House Republicans released their health care plan in June as part of Speaker Paul Ryan’s “Better Way” policy agenda. The plan addresses the GOP’s criticisms of the Affordable Care Act with a market-based set of changes applying to private insurance, Medicare and Medicaid.
Those changes include establishing high-risk pools for the sick, replacing Obamacare’s income-based subsidies with an age-based tax credit given to anyone without employer insurance, moving Medicare to a premium support system and giving states the option of switching to a Medicaid per-capita cap or block grant system.
The H&E analysis assumes: the value of the tax credit; that all states would use a 5:1 age ratio for setting premium rates; that there would be continuous coverage protections; that the tax exclusion for employer coverage benefits would be capped at the 90th percentile; and that all states would choose a per-capita cap Medicaid system.
It also assumes the Affordable Care Act would be repealed and replaced in its entirety, including the individual and employer mandates and new insurance regulations created under the 2010 law.
The absence of those regulations would be largely responsible for lowering premiums in the individual market for both single and family coverage, the analysis found. That includes the repeal of restrictions on how insurers set premiums, and the repeal of the requirement that insurers cover multiple essential health benefits.
Insurers can currently only vary premium rates based on age, geographic location and whether a person smokes. That results in everyone paying close-to-average premiums, according to the analysis. Thus, insurance is a better deal for sick people, and healthy people are discouraged from buying into the market, causing average premiums to rise.

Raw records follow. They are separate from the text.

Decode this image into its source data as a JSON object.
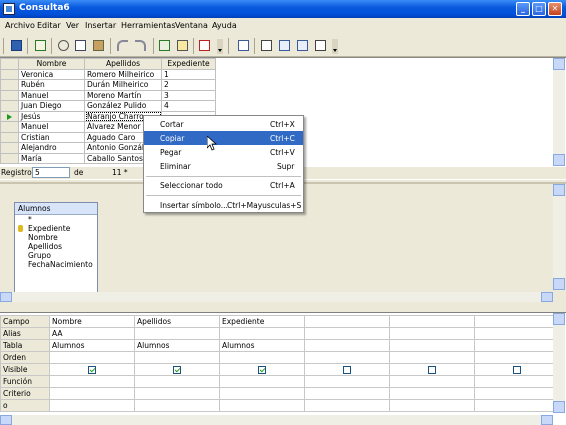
{
  "window": {
    "title": "Consulta6",
    "min": "_",
    "max": "□",
    "close": "✕"
  },
  "menu": [
    "Archivo",
    "Editar",
    "Ver",
    "Insertar",
    "Herramientas",
    "Ventana",
    "Ayuda"
  ],
  "grid": {
    "headers": [
      "Nombre",
      "Apellidos",
      "Expediente"
    ],
    "rows": [
      [
        "Veronica",
        "Romero Milheirico",
        "1"
      ],
      [
        "Rubén",
        "Durán Milheirico",
        "2"
      ],
      [
        "Manuel",
        "Moreno Martín",
        "3"
      ],
      [
        "Juan Diego",
        "González Pulido",
        "4"
      ],
      [
        "Jesús",
        "Naranjo Charro",
        ""
      ],
      [
        "Manuel",
        "Álvarez Menor",
        ""
      ],
      [
        "Cristian",
        "Aguado Caro",
        ""
      ],
      [
        "Alejandro",
        "Antonio González",
        ""
      ],
      [
        "María",
        "Caballo Santos",
        ""
      ]
    ],
    "record_label": "Registro",
    "record_value": "5",
    "of_label": "de",
    "total": "11 *"
  },
  "context_menu": {
    "items": [
      {
        "label": "Cortar",
        "shortcut": "Ctrl+X"
      },
      {
        "label": "Copiar",
        "shortcut": "Ctrl+C"
      },
      {
        "label": "Pegar",
        "shortcut": "Ctrl+V"
      },
      {
        "label": "Eliminar",
        "shortcut": "Supr"
      },
      {
        "label": "Seleccionar todo",
        "shortcut": "Ctrl+A"
      },
      {
        "label": "Insertar símbolo...",
        "shortcut": "Ctrl+Mayusculas+S"
      }
    ]
  },
  "relation": {
    "table_name": "Alumnos",
    "fields": [
      "*",
      "Expediente",
      "Nombre",
      "Apellidos",
      "Grupo",
      "FechaNacimiento"
    ]
  },
  "design": {
    "row_labels": [
      "Campo",
      "Alias",
      "Tabla",
      "Orden",
      "Visible",
      "Función",
      "Criterio",
      "o"
    ],
    "columns": [
      {
        "campo": "Nombre",
        "alias": "AA",
        "tabla": "Alumnos",
        "visible": true
      },
      {
        "campo": "Apellidos",
        "alias": "",
        "tabla": "Alumnos",
        "visible": true
      },
      {
        "campo": "Expediente",
        "alias": "",
        "tabla": "Alumnos",
        "visible": true
      },
      {
        "campo": "",
        "alias": "",
        "tabla": "",
        "visible": false
      },
      {
        "campo": "",
        "alias": "",
        "tabla": "",
        "visible": false
      },
      {
        "campo": "",
        "alias": "",
        "tabla": "",
        "visible": false
      }
    ]
  }
}
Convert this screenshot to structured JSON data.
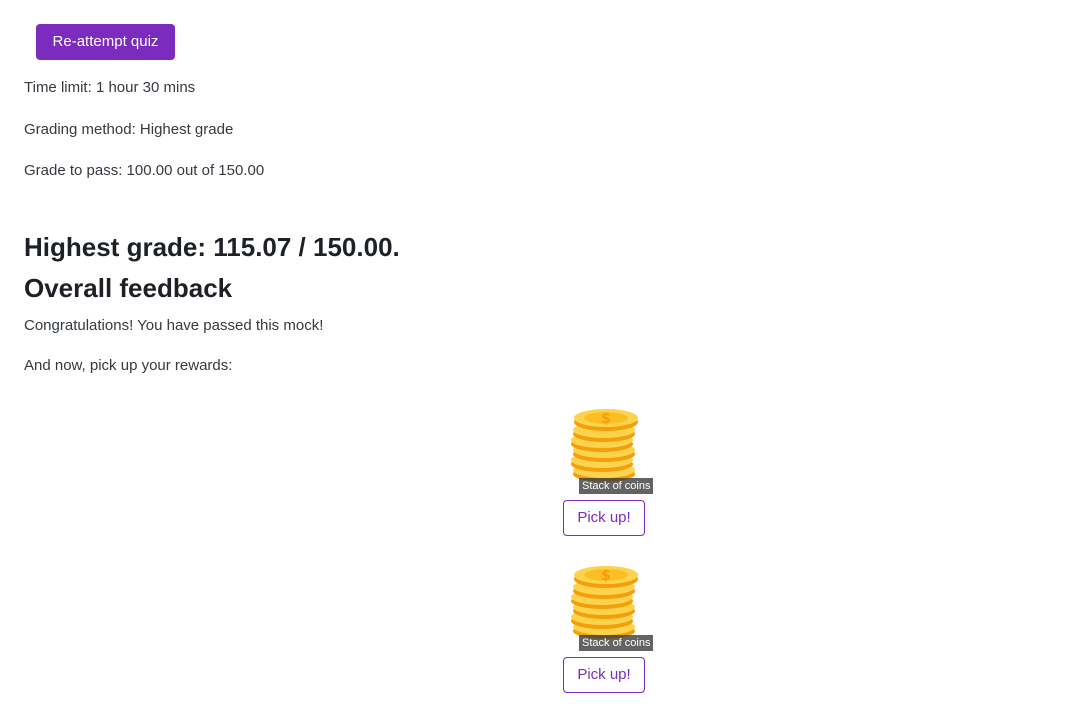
{
  "reattempt_button": "Re-attempt quiz",
  "info": {
    "time_limit": "Time limit: 1 hour 30 mins",
    "grading_method": "Grading method: Highest grade",
    "grade_to_pass": "Grade to pass: 100.00 out of 150.00"
  },
  "highest_grade": "Highest grade: 115.07 / 150.00.",
  "feedback": {
    "heading": "Overall feedback",
    "message": "Congratulations! You have passed this mock!",
    "prompt": "And now, pick up your rewards:"
  },
  "rewards": [
    {
      "caption": "Stack of coins",
      "button": "Pick up!",
      "icon": "coin-stack-icon"
    },
    {
      "caption": "Stack of coins",
      "button": "Pick up!",
      "icon": "coin-stack-icon"
    }
  ],
  "colors": {
    "accent": "#7b2cbf",
    "coin_light": "#fcd34d",
    "coin_dark": "#f59e0b"
  }
}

Including more benefits in a plan — particularly those required under law — also results in higher average premiums in the marketplace.
“Repealing the [essential health benefits] requirements allows health insurance plans to remove costlier benefits in exchange for less expensive premiums,” the authors wrote. “In addition, offering higher deductibles allows insurance companies to offer less generous and lower premium plans for those with low expected medical costs.”
The caveat there is that despite lower prices, insurers would not be required to offer a comprehensive set of benefits. However, the plan assumes that if a consumer purchases insurance worth less than the tax credit, they could put the remaining balance in a health savings account.
“The structure of the Plan’s premium tax credits encourage catastrophic coverage enrollment, as many households can purchase catastrophic for less than the value of the subsidy,” the authors wrote.
While the GOP plan would increase coverage by 1 million people next year, 4 million fewer people would be covered in 2026 compared with current law, the analysis found. Those reductions come primarily from the Medicaid market (the analysis assumes the federal matching rate will be scaled back to pre-ACA levels over five years beginning in 2019), which would have 18 million fewer enrollees in 2026.
However, it estimates that decrease in coverage would be partially offset by increased coverage in the individual market. That would be in part because everyone without employer coverage could receive a tax credit, rather than just those who qualify based on income.
The analysis also estimates there would be a slight decrease in employer-sponsored insurance enrollment. That would be because of the repeal of the employer mandate, and because lower prices would make the individual market more attractive.
The analysis predicts the GOP plan would lower federal spending by $481 billion over the next decade primarily through large cuts to Medicaid and Medicare spending. That estimate takes into account only the insurance portions of the GOP plan and the ACA. Obamacare has many tax-related provisions — for example, taxes on health insurers and medical devices — that affect the federal budget and create savings.
Spending on premium tax credits would increase by $360 billion over 10 years because of the expanded availability, the analysis found. Revenue brought in through the ACA’s mandates and tax on expensive employer-sponsored health benefits would decrease by $218 billion.
Changes made to Medicaid would save $636 billion over 10 years, and Medicare changes would bring in $306 billion. The GOP plan includes only one source of new funding: $25 billion spent on high-risk pools for sick people.
An earlier version of this post included an incorrect reference to how much the GOP plan would lower federal spending.
This post has been updated with a quote from Holtz-Eakin.